For the most part, cloud services are typically associated with video surveillance or access control systems. IPVideo Corporation is looking to change that. The company recently opened a new Global Fusion Center at the Bay Shore, N.Y. headquarters of one of its’ dealers, A+ Technology and Solutions, that leverages their C3 Fusion physical security information management (PSIM) platform. According to David Antar, president of IPVideo Corporation, the opening of this center will enable the company’s dealers to offer their clients PSIM as a cloud-based solution.
“(C3 Fusion) basically has the ability to tie in disparate sources of information into a common operating picture,” says Antar. “It can tie into VMS platforms, DVRs, IP cameras, access control systems, building management systems, GPS tracking, fire alarm systems, burglar alarm systems, and even AIS tracking of ships.”
Though many organizations could use the capabilities offered by C3 Fusion, Antar says that it is a “relatively expensive product” that many end users simply cannot afford. With the opening of the new Global Fusion Center, however, organizations will be able to get all of the benefits of this PSIM platform for a monthly fee. “We decided to offer it from our Global Fusion Center as a service,” Antar explained. “And we believe it is the first one like it in the country.”
Antar was quick to point out that the center, which is going to be initially staffed by six people, 24 hours a day, seven days a week, is not like the typical burglar and fire central station with some video monitoring capabilities.

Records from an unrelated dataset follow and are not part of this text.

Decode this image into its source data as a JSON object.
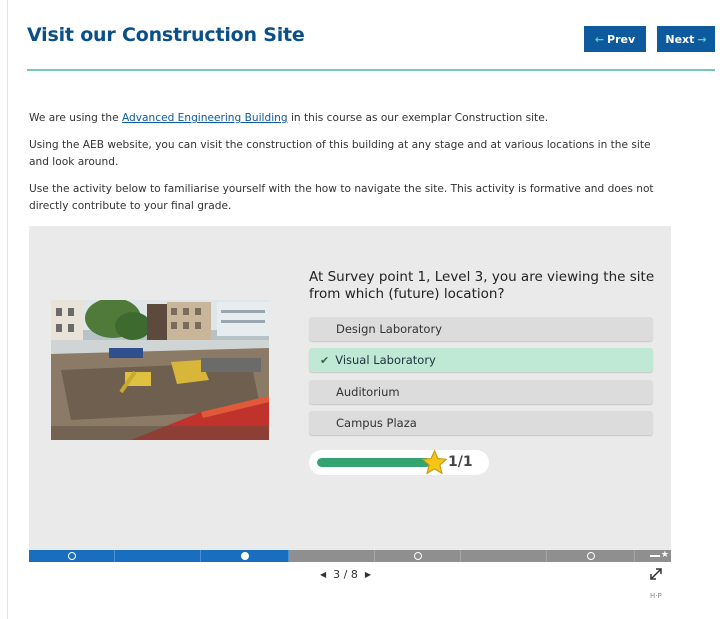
{
  "header": {
    "title": "Visit our Construction Site",
    "prev_label": "Prev",
    "next_label": "Next"
  },
  "intro": {
    "p1_before": "We are using the ",
    "p1_link": "Advanced Engineering Building",
    "p1_after": " in this course as our exemplar Construction site.",
    "p2": "Using the AEB website, you can visit the construction of this building at any stage and at various locations in the site and look around.",
    "p3": "Use the activity below to familiarise yourself with the how to navigate the site. This activity is formative and does not directly contribute to your final grade."
  },
  "activity": {
    "question": "At Survey point 1, Level 3, you are viewing the site from which (future) location?",
    "options": [
      {
        "label": "Design Laboratory",
        "correct": false
      },
      {
        "label": "Visual Laboratory",
        "correct": true
      },
      {
        "label": "Auditorium",
        "correct": false
      },
      {
        "label": "Campus Plaza",
        "correct": false
      }
    ],
    "score_text": "1/1",
    "score_fraction": 1.0
  },
  "progress": {
    "current_page": 3,
    "total_pages": 8,
    "pager_text": "3 / 8"
  },
  "footer": {
    "logo_text": "H·P"
  },
  "colors": {
    "title": "#0b4f8a",
    "nav_button": "#0d5a9e",
    "rule": "#76c6bf",
    "correct_option": "#bfe8d5",
    "score_fill": "#33a370",
    "progress_done": "#1a6ebf"
  }
}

“This is a video-centric solution that goes way beyond potentially even physical security,” says Antar. “Some examples might be health monitoring of people’s video management platforms and door access systems. It might be that we’re providing virtual guard tours of a facility through the software. The big differentiator between this and many other systems is the case management system that’s built into the software. If an event happens, we have step-by-step instructions based on a protocol that was determined by the end user and we document and time stamp actions related to that.”
In addition, Antar says that they will be able to perform video verifications of panic alarms, as well as receive alerts from devices tied into building management systems. Antar says the company plans to expand to multiple locations as demand for the service increases to create additional redundancies. They also intend to hire off-duty police officers and/or retired police or military personnel to work as operators in this and other fusion centers due to their experience in emergency response.
With the opening of this first fusion center, Antar says the company has been primarily focused on the education market. According to Antar, the center will be used to provide visual verification of alarms in 22 buildings for the Eastern Suffolk Board of Cooperative Educational Services (BOCES) in New York. The company is also in the process of conducting pilot programs with several other schools in the New York area.
Antar says that they also have a commercial customer with offices all over the world that wants to leverage this service and they are currently in talks about a potential security project along U.S.-Mexico border in Arizona. “Its’ applications are global and that’s why we call it the ‘Global Fusion Center,’” added Antar.
Though it still remains to be seen what kind of success IPVideo Corporation will reap from this endeavor, the idea of making PSIM available as an affordable, monthly service rather than a one-time, multi-million dollar investment would seem, at least on the surface, to hold a lot of potential for the industry. As Antar pointed out, one of the things that has held back widespread adoption of PSIM is how expensive the technology is combined with the resources that have to be devoted to monitoring it. Of course, there will always be organizations with the financial wherewithal to buy PSIM software outright, but this initiative could expand the technology to a wider range of customers.